Information provided:
* * * * * * *

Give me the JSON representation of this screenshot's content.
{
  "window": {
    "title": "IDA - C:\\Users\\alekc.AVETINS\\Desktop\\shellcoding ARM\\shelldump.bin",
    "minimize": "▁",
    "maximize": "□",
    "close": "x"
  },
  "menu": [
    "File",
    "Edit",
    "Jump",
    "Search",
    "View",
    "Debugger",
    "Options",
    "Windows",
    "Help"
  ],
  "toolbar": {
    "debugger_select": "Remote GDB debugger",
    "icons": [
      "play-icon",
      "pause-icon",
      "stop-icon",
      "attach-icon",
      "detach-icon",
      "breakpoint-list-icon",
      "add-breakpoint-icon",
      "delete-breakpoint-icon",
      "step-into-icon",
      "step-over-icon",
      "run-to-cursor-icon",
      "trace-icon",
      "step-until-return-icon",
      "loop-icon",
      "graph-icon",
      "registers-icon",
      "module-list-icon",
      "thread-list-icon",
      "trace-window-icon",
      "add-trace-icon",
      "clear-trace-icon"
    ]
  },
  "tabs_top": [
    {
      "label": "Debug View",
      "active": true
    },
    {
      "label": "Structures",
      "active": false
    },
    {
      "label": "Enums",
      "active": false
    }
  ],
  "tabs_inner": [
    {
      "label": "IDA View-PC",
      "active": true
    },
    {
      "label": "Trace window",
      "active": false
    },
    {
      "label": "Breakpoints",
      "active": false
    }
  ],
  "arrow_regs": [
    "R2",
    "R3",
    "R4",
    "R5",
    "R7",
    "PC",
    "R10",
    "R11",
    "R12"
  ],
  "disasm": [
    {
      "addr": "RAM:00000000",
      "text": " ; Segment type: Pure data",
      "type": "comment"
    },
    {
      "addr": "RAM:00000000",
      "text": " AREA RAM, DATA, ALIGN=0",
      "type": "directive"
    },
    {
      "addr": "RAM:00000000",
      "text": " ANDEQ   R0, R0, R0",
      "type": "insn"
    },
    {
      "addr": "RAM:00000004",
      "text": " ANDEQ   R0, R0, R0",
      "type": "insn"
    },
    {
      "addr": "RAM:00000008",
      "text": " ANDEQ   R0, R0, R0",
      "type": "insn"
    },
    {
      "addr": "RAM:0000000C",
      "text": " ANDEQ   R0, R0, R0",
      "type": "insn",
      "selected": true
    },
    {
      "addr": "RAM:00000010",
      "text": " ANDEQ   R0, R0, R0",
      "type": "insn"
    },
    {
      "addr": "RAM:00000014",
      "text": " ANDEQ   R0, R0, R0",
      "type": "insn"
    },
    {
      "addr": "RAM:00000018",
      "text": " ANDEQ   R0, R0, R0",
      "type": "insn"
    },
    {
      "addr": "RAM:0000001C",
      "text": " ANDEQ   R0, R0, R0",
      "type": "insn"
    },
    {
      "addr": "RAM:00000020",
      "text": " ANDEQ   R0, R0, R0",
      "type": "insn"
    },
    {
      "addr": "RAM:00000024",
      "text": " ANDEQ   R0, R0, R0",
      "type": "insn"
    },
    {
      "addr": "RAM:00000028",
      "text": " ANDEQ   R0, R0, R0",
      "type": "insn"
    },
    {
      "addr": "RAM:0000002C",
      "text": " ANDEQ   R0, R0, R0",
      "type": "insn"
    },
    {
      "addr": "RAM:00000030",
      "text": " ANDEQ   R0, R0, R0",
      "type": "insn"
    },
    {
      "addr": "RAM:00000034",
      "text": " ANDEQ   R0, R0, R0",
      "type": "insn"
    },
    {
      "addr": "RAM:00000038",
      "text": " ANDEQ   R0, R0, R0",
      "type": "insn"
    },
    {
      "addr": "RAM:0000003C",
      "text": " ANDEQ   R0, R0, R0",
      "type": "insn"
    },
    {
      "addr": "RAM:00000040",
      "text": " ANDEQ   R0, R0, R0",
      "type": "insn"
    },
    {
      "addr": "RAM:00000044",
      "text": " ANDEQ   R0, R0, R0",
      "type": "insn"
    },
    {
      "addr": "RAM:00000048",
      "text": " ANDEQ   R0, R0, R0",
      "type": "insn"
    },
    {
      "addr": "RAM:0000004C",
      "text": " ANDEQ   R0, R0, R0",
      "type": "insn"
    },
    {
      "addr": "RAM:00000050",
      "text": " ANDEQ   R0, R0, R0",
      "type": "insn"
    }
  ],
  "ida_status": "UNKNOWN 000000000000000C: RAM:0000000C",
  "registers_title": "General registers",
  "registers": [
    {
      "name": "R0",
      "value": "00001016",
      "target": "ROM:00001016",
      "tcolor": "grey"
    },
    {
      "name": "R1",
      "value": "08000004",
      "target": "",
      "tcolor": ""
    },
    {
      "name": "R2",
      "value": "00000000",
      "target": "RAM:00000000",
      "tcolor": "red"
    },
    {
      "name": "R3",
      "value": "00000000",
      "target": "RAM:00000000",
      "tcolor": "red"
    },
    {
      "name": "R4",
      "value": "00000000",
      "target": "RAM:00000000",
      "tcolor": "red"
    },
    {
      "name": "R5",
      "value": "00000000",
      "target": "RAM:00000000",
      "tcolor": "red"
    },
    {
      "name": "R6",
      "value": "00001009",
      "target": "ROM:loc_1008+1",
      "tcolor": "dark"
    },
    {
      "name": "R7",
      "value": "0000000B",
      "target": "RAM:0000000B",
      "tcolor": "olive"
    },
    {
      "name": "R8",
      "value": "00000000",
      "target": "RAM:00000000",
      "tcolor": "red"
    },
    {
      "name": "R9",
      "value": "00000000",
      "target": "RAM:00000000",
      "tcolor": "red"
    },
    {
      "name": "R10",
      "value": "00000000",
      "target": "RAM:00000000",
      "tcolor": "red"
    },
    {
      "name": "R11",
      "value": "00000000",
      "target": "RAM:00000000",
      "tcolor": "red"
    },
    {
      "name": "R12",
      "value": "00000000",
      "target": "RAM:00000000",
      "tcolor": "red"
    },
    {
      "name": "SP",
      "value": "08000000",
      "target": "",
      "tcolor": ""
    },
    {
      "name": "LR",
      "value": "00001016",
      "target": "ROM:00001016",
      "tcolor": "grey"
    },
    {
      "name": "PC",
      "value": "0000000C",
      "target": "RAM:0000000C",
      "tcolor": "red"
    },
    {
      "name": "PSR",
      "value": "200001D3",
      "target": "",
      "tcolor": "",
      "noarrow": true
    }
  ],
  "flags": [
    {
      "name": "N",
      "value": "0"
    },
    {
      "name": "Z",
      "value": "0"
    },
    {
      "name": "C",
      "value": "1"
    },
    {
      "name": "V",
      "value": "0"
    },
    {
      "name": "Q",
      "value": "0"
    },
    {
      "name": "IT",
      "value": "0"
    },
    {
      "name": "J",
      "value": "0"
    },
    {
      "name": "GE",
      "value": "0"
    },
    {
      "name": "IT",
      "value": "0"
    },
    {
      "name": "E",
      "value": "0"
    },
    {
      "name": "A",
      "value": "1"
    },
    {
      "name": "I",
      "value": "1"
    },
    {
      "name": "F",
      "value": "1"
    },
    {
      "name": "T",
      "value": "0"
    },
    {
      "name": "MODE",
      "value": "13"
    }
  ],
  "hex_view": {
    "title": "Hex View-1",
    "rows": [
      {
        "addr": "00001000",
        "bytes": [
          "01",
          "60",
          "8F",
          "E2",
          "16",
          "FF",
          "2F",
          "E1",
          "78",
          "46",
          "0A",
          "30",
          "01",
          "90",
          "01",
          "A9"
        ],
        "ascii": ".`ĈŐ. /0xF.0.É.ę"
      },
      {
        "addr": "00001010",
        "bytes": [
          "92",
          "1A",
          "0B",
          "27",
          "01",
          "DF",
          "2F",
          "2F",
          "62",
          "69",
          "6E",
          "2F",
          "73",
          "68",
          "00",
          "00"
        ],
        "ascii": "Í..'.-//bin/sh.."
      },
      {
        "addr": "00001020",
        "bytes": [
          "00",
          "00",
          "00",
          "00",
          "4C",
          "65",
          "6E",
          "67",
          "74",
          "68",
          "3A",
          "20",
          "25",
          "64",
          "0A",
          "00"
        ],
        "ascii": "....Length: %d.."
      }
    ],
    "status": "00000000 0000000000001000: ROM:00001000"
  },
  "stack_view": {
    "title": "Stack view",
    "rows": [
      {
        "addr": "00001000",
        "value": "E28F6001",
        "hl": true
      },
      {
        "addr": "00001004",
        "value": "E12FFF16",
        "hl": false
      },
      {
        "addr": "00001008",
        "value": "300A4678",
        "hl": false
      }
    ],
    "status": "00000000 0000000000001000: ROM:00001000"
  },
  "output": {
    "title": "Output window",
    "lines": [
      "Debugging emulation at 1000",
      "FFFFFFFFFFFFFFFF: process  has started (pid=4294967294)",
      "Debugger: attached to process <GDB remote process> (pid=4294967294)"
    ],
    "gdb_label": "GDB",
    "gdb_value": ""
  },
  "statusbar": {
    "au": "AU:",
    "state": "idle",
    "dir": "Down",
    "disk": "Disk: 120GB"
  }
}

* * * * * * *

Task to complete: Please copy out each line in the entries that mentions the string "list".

Answer area:
      "breakpoint-list-icon",
      "module-list-icon",
      "thread-list-icon",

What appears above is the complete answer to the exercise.